“Hate you? No.”
“I dare not ask you to forgive; but I begin to know and feel what my action towards you really meant. Jack, see I am on my knees. Forgive me!”
“I do. I forgive. If I was hard to you; if, as you say, I expected and exacted too much from you, may God forgive me.”
The tears were still raining down Bella’s cheeks.
“Kiss me, Jack.”
He shrank back. “You must not ask me that. I cannot.”
“Is it that you despise me so utterly?”
“No, no; you don’t understand. I—”
“Why do you make me speak? I am going to be married again. I kissed her—a young girl—in this room half an hour ago. I could not outrage her trust in me.”
A sort of stung expression came into the face of the kneeling woman and she staggered to her feet.
“You are going to take another wife! My God! I never thought—I never dreamt. It seemed so—so—impossible. I hope she will make you happier than I did.”
“Oh, hush, hush!”

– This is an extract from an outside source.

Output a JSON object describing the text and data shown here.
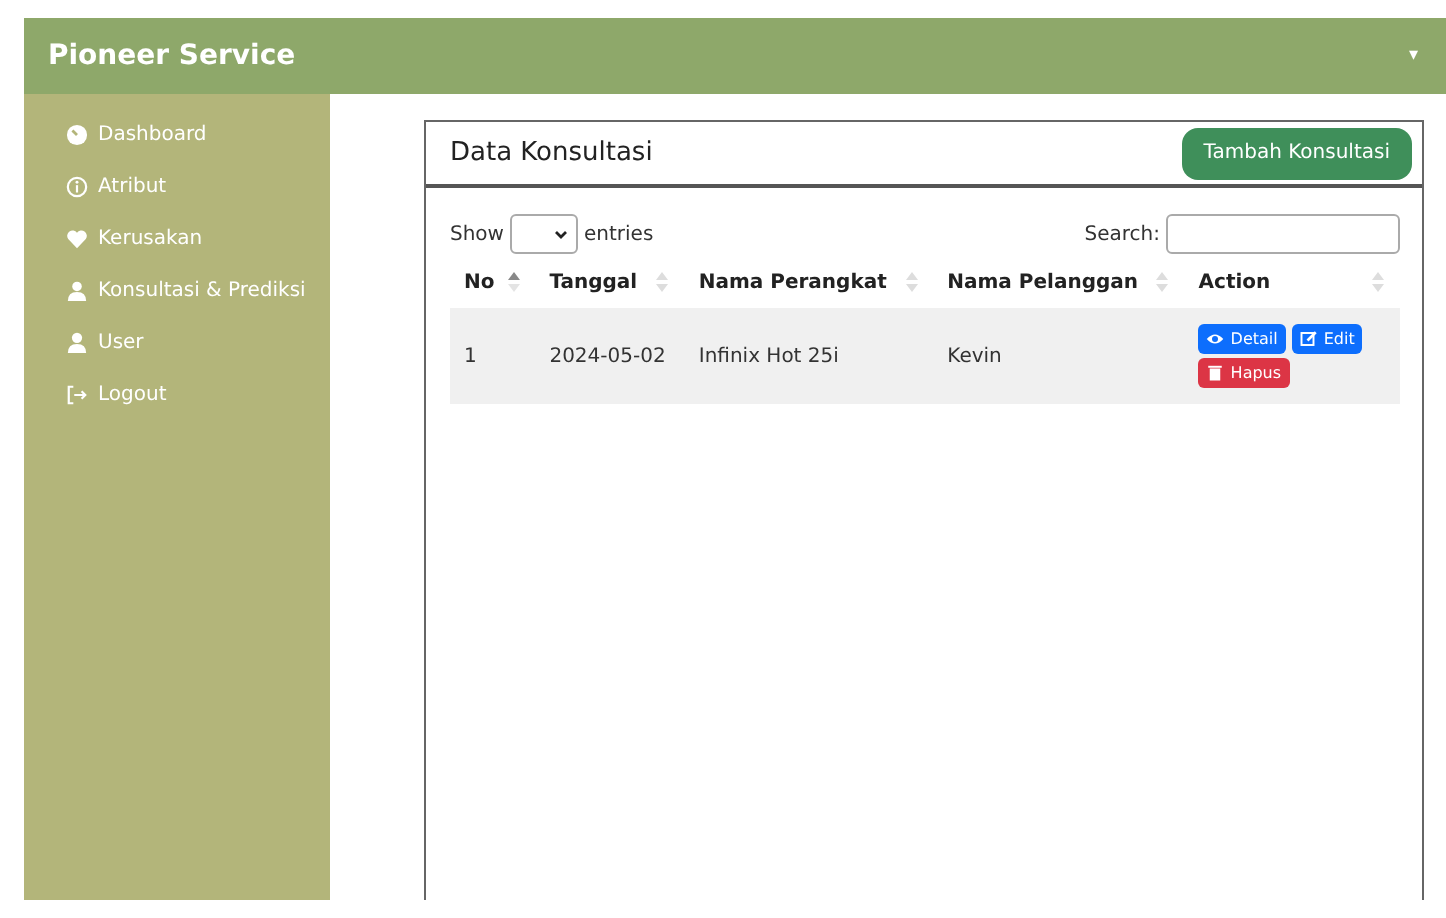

“She is one of your own class—a lady? What is her name?”
“I would rather not mention it. Give me your hand and let us part in peace.”

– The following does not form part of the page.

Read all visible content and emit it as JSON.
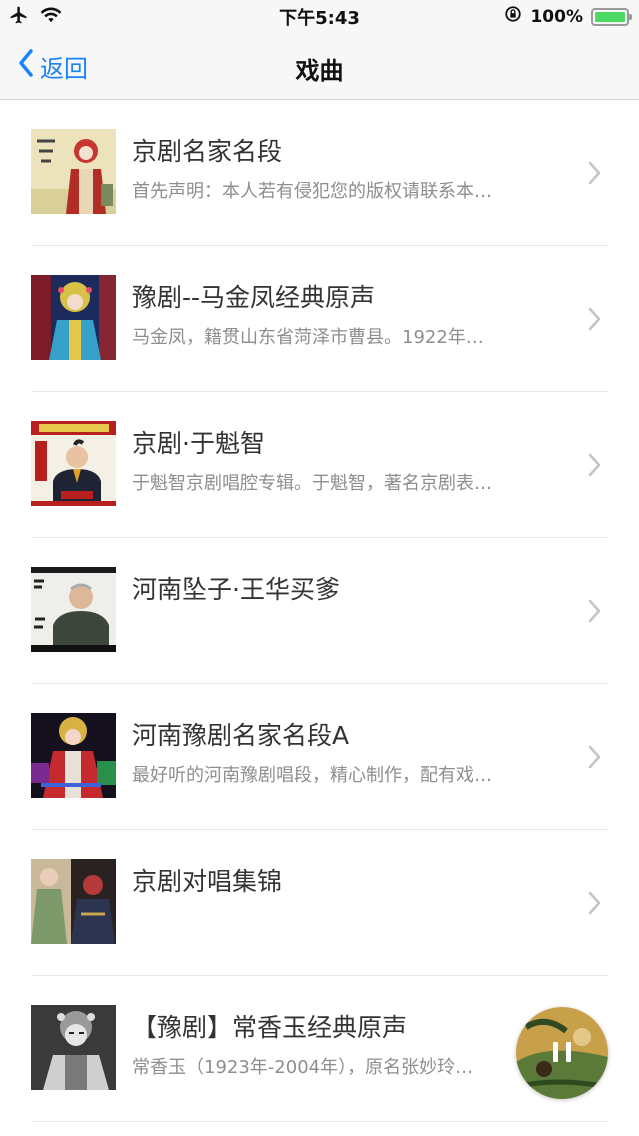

“Tell it me,” she pleaded. “What name do you call her by?”
“Ethel and Bella. Ah, Ethel is far the nicer name. We didn’t think once that you would ever be telling me you were going to be married to someone else, did we? It feels queer, and it hurts me—a little, I think. Good-bye, Jack. I see now why you could not kiss me—it would not be right of you. She is a young girl and she might find it hard to forgive you if she knew. I am going. You used to have a bell on your table, I recollect, with a little white knob that you pressed when Mary was to go to the hall door. Do you use it still? Oh, I see. Let me press it instead of you, may I? I sha’n’t feel so much as if you were turning me out. Good-bye.” She said the word lingeringly, tenderly. “Say ‘Bella’ once again, for the sake of old times.”

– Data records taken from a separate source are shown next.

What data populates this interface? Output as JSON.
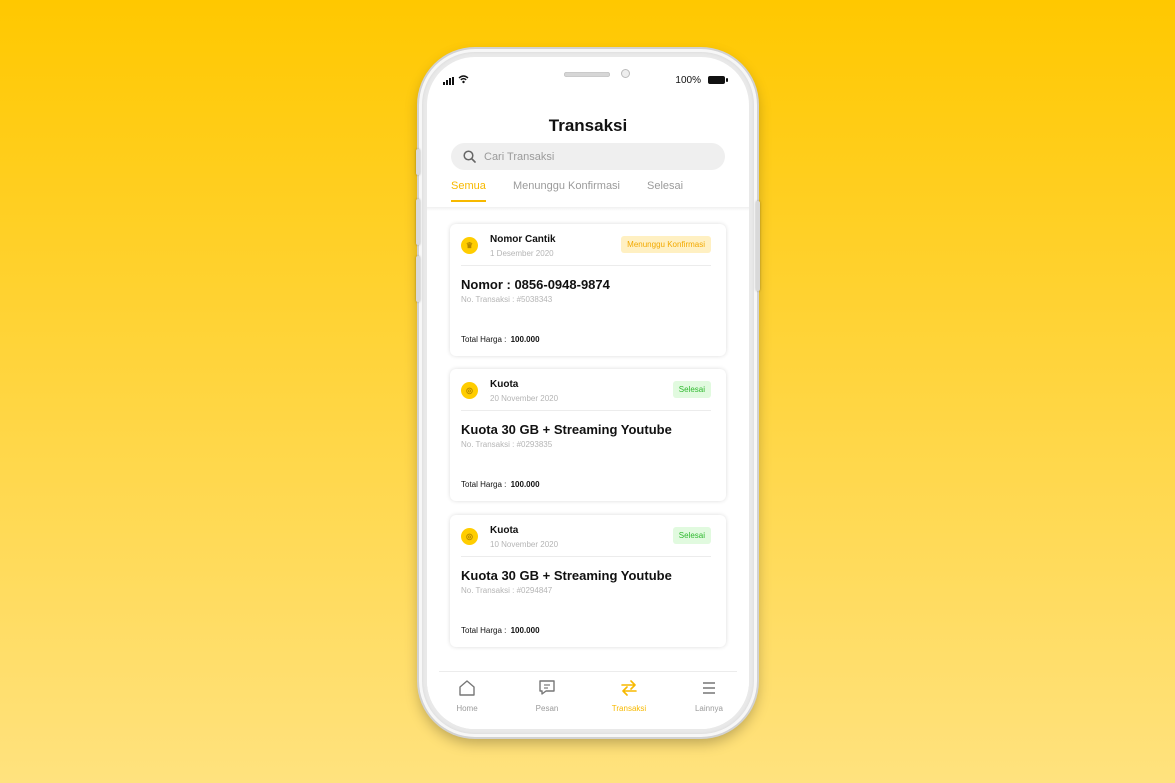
{
  "status_bar": {
    "battery": "100%"
  },
  "header": {
    "title": "Transaksi"
  },
  "search": {
    "placeholder": "Cari Transaksi"
  },
  "tabs": [
    {
      "label": "Semua",
      "active": true
    },
    {
      "label": "Menunggu Konfirmasi",
      "active": false
    },
    {
      "label": "Selesai",
      "active": false
    }
  ],
  "transactions": [
    {
      "category": "Nomor Cantik",
      "date": "1 Desember 2020",
      "status": "Menunggu Konfirmasi",
      "title": "Nomor : 0856-0948-9874",
      "trx_no": "No. Transaksi : #5038343",
      "total_label": "Total Harga :",
      "total_value": "100.000"
    },
    {
      "category": "Kuota",
      "date": "20 November 2020",
      "status": "Selesai",
      "title": "Kuota 30 GB + Streaming Youtube",
      "trx_no": "No. Transaksi : #0293835",
      "total_label": "Total Harga :",
      "total_value": "100.000"
    },
    {
      "category": "Kuota",
      "date": "10 November 2020",
      "status": "Selesai",
      "title": "Kuota 30 GB + Streaming Youtube",
      "trx_no": "No. Transaksi : #0294847",
      "total_label": "Total Harga :",
      "total_value": "100.000"
    }
  ],
  "bottom_nav": [
    {
      "label": "Home",
      "icon": "home-icon"
    },
    {
      "label": "Pesan",
      "icon": "message-icon"
    },
    {
      "label": "Transaksi",
      "icon": "transfer-icon",
      "active": true
    },
    {
      "label": "Lainnya",
      "icon": "menu-icon"
    }
  ],
  "colors": {
    "accent": "#F7B900",
    "background": "#FFC800",
    "pending_bg": "#FFF0C2",
    "done_bg": "#E1FADF",
    "done_text": "#2EB82E"
  }
}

Jack Chetwynd took the slender trembling hand in his with God knows what of anguish and pity stirring at his heart.
And the door fell to.
She was gone.
He could hear her hollow cough as she passed down the tesselated corridor.
It was two days later. Sir John Chetwynd sat in his big easy chair with an open letter before him. “We are surprised to have seen and heard nothing of you,” wrote the Duchess; “more especially as after the few words we had in private upon a certain important matter, I fully anticipated an early visit from you. But such a busy man as yourself and one so much in request, both socially and professionally, must not be judged by the rules which govern the common herd, I suppose; at the same time (although I assure you she has not said a word upon the subject) I can say that dear Ethel feels herself a wee bit neglected. You must have been professionally engaged last night, I presume, since we were obliged to dine without you and go to see Sarah Bernhardt alone.”